+++ Data for this task
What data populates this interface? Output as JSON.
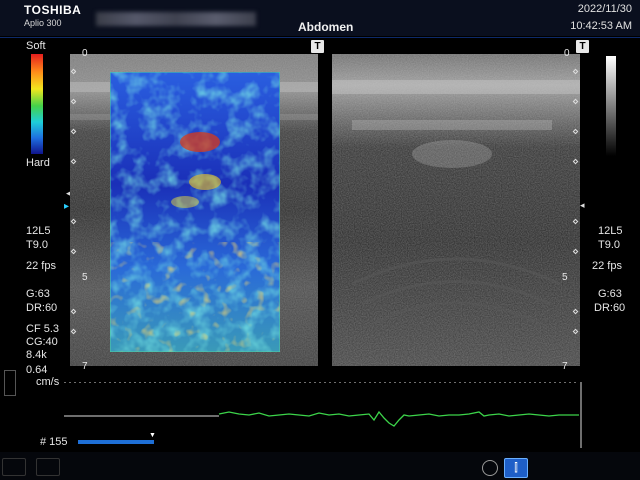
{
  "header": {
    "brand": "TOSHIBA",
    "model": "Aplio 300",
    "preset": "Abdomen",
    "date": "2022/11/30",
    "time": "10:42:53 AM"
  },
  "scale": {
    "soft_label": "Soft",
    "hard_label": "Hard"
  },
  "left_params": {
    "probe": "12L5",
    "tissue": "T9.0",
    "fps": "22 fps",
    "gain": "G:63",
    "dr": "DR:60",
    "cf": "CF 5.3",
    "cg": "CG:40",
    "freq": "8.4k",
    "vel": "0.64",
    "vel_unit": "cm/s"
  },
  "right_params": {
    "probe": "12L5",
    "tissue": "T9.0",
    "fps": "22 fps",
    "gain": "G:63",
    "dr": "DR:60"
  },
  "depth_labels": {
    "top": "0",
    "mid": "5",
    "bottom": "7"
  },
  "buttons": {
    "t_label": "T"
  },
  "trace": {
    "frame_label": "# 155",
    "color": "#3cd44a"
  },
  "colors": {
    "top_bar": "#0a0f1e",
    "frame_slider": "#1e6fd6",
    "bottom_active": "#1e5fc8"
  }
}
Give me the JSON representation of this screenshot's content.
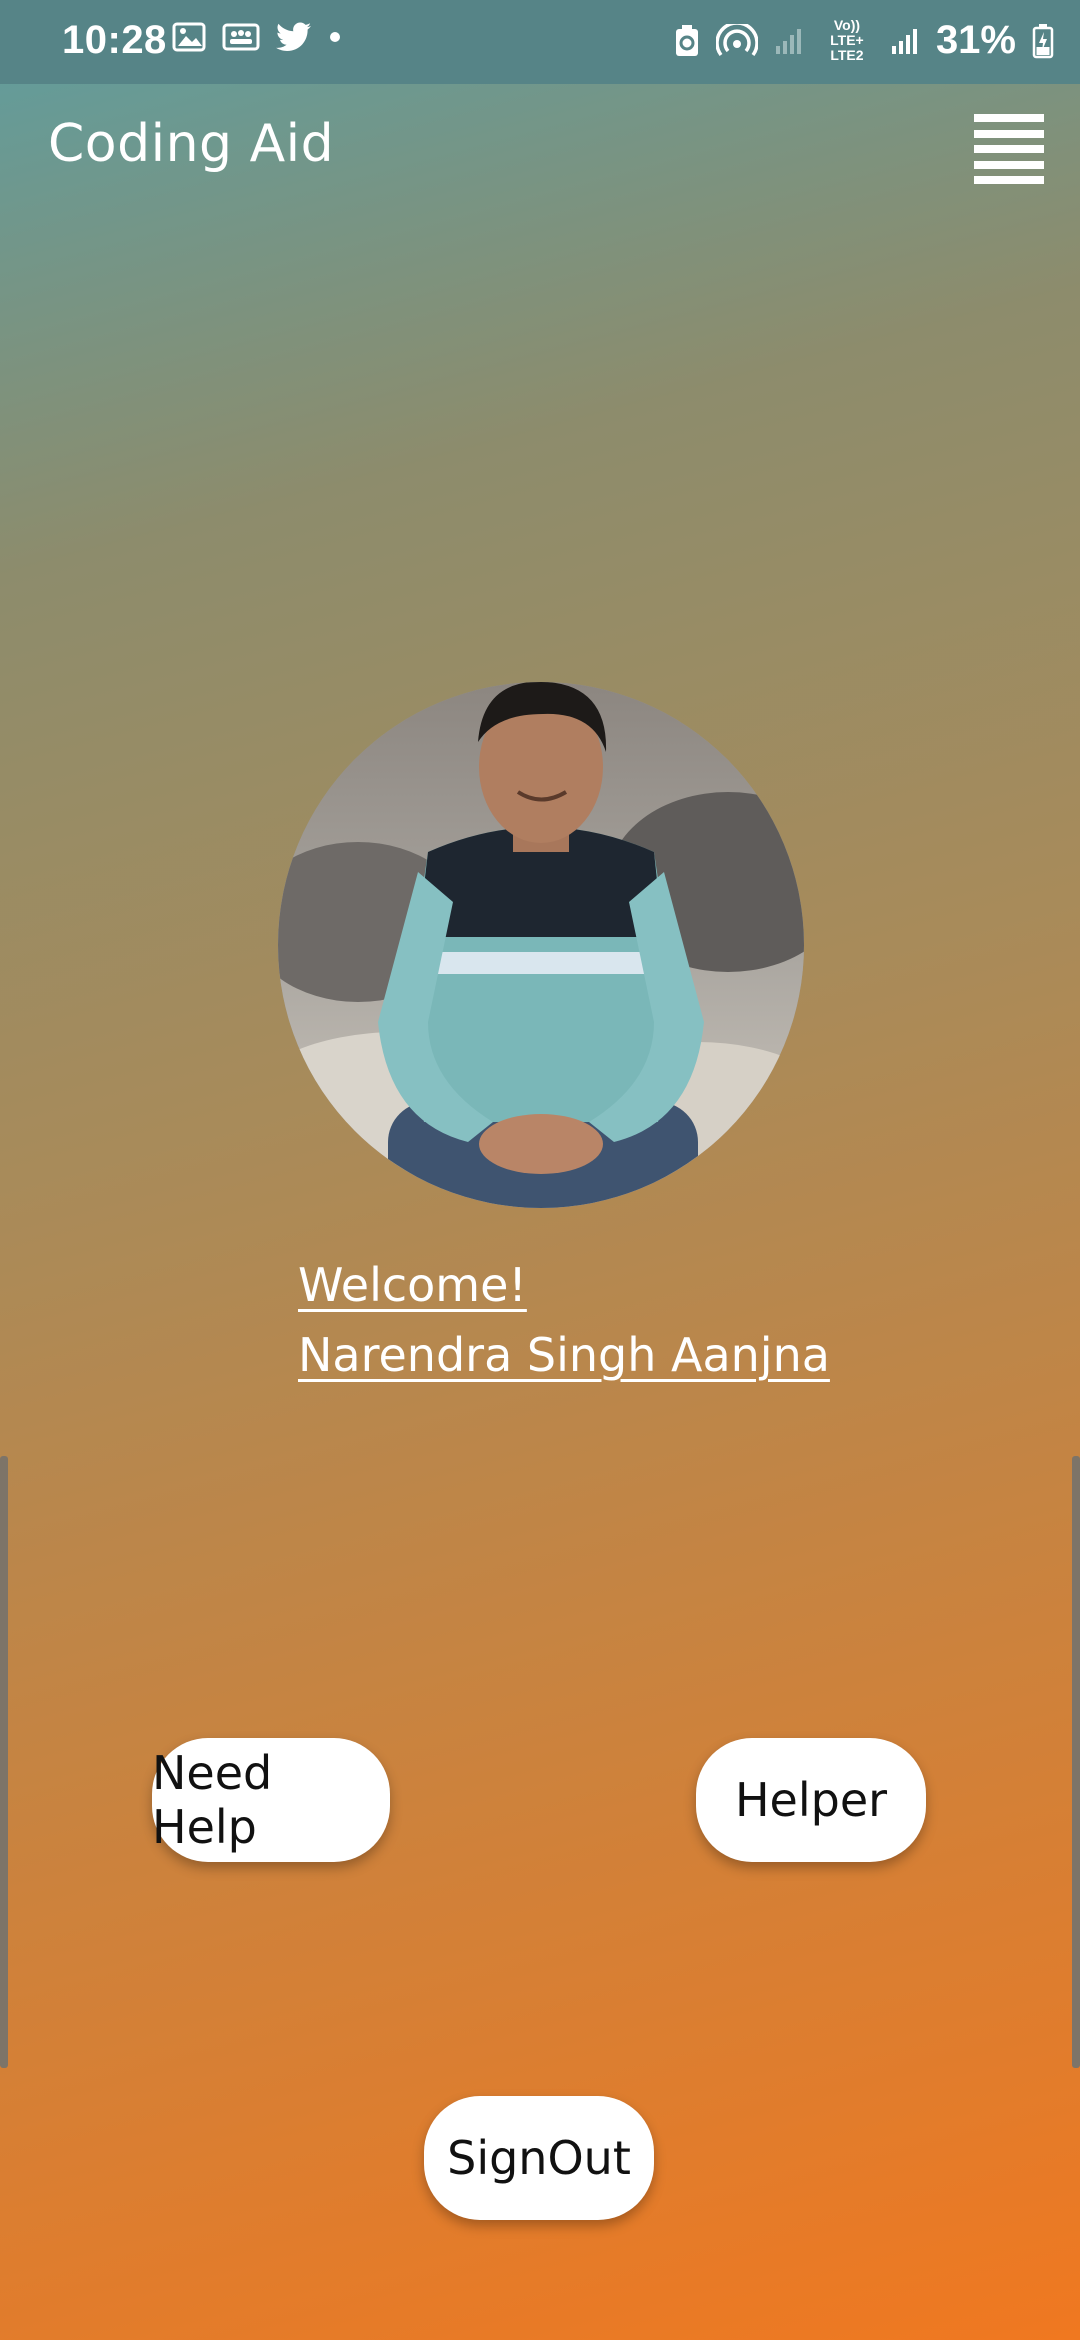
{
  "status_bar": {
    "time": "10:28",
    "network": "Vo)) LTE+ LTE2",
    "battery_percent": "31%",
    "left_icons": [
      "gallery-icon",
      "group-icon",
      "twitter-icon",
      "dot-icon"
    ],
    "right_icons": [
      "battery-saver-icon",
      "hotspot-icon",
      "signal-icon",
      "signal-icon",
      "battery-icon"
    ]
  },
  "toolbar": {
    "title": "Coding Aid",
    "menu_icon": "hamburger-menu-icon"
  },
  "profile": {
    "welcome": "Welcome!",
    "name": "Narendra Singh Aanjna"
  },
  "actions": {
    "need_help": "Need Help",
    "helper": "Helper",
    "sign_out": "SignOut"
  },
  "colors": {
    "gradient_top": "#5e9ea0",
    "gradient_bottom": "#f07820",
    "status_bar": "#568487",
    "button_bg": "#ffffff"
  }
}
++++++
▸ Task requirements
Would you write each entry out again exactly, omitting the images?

▸ Answer to this task
What data populates this interface? Output as JSON.
{
  "header": {
    "brand": "TOSHIBA",
    "model": "Aplio 300",
    "preset": "Abdomen",
    "date": "2022/11/30",
    "time": "10:42:53 AM"
  },
  "scale": {
    "soft_label": "Soft",
    "hard_label": "Hard"
  },
  "left_params": {
    "probe": "12L5",
    "tissue": "T9.0",
    "fps": "22 fps",
    "gain": "G:63",
    "dr": "DR:60",
    "cf": "CF 5.3",
    "cg": "CG:40",
    "freq": "8.4k",
    "vel": "0.64",
    "vel_unit": "cm/s"
  },
  "right_params": {
    "probe": "12L5",
    "tissue": "T9.0",
    "fps": "22 fps",
    "gain": "G:63",
    "dr": "DR:60"
  },
  "depth_labels": {
    "top": "0",
    "mid": "5",
    "bottom": "7"
  },
  "buttons": {
    "t_label": "T"
  },
  "trace": {
    "frame_label": "# 155",
    "color": "#3cd44a"
  },
  "colors": {
    "top_bar": "#0a0f1e",
    "frame_slider": "#1e6fd6",
    "bottom_active": "#1e5fc8"
  }
}
Give me the JSON representation of this screenshot's content.
{
  "status_bar": {
    "time": "10:28",
    "network": "Vo)) LTE+ LTE2",
    "battery_percent": "31%",
    "left_icons": [
      "gallery-icon",
      "group-icon",
      "twitter-icon",
      "dot-icon"
    ],
    "right_icons": [
      "battery-saver-icon",
      "hotspot-icon",
      "signal-icon",
      "signal-icon",
      "battery-icon"
    ]
  },
  "toolbar": {
    "title": "Coding Aid",
    "menu_icon": "hamburger-menu-icon"
  },
  "profile": {
    "welcome": "Welcome!",
    "name": "Narendra Singh Aanjna"
  },
  "actions": {
    "need_help": "Need Help",
    "helper": "Helper",
    "sign_out": "SignOut"
  },
  "colors": {
    "gradient_top": "#5e9ea0",
    "gradient_bottom": "#f07820",
    "status_bar": "#568487",
    "button_bg": "#ffffff"
  }
}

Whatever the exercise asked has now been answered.